- [What to produce]
The records below are to be copied exactly, with their pictures left out.

(Records from a dataset)
* * * *

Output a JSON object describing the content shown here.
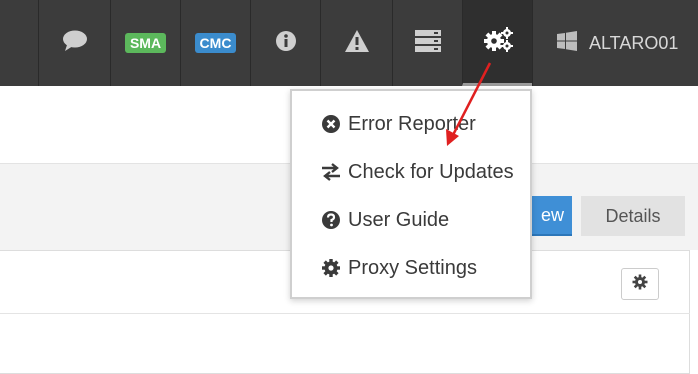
{
  "topbar": {
    "sma_label": "SMA",
    "cmc_label": "CMC",
    "host_name": "ALTARO01",
    "icons": [
      "chat-icon",
      "info-icon",
      "warning-icon",
      "server-icon",
      "settings-cogs-icon",
      "windows-icon"
    ],
    "colors": {
      "bar": "#3c3c3c",
      "sma": "#5cb85c",
      "cmc": "#3b8ccd"
    }
  },
  "tabs": {
    "overview_label": "ew",
    "details_label": "Details"
  },
  "dropdown": {
    "items": [
      {
        "label": "Error Reporter",
        "icon": "times-circle-icon"
      },
      {
        "label": "Check for Updates",
        "icon": "exchange-icon"
      },
      {
        "label": "User Guide",
        "icon": "question-circle-icon"
      },
      {
        "label": "Proxy Settings",
        "icon": "gear-icon"
      }
    ]
  },
  "annotation": {
    "arrow_color": "#e02020"
  }
}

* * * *

- [Reply]
Output a JSON object describing the content shown here.
{
  "topbar": {
    "sma_label": "SMA",
    "cmc_label": "CMC",
    "host_name": "ALTARO01",
    "icons": [
      "chat-icon",
      "info-icon",
      "warning-icon",
      "server-icon",
      "settings-cogs-icon",
      "windows-icon"
    ],
    "colors": {
      "bar": "#3c3c3c",
      "sma": "#5cb85c",
      "cmc": "#3b8ccd"
    }
  },
  "tabs": {
    "overview_label": "ew",
    "details_label": "Details"
  },
  "dropdown": {
    "items": [
      {
        "label": "Error Reporter",
        "icon": "times-circle-icon"
      },
      {
        "label": "Check for Updates",
        "icon": "exchange-icon"
      },
      {
        "label": "User Guide",
        "icon": "question-circle-icon"
      },
      {
        "label": "Proxy Settings",
        "icon": "gear-icon"
      }
    ]
  },
  "annotation": {
    "arrow_color": "#e02020"
  }
}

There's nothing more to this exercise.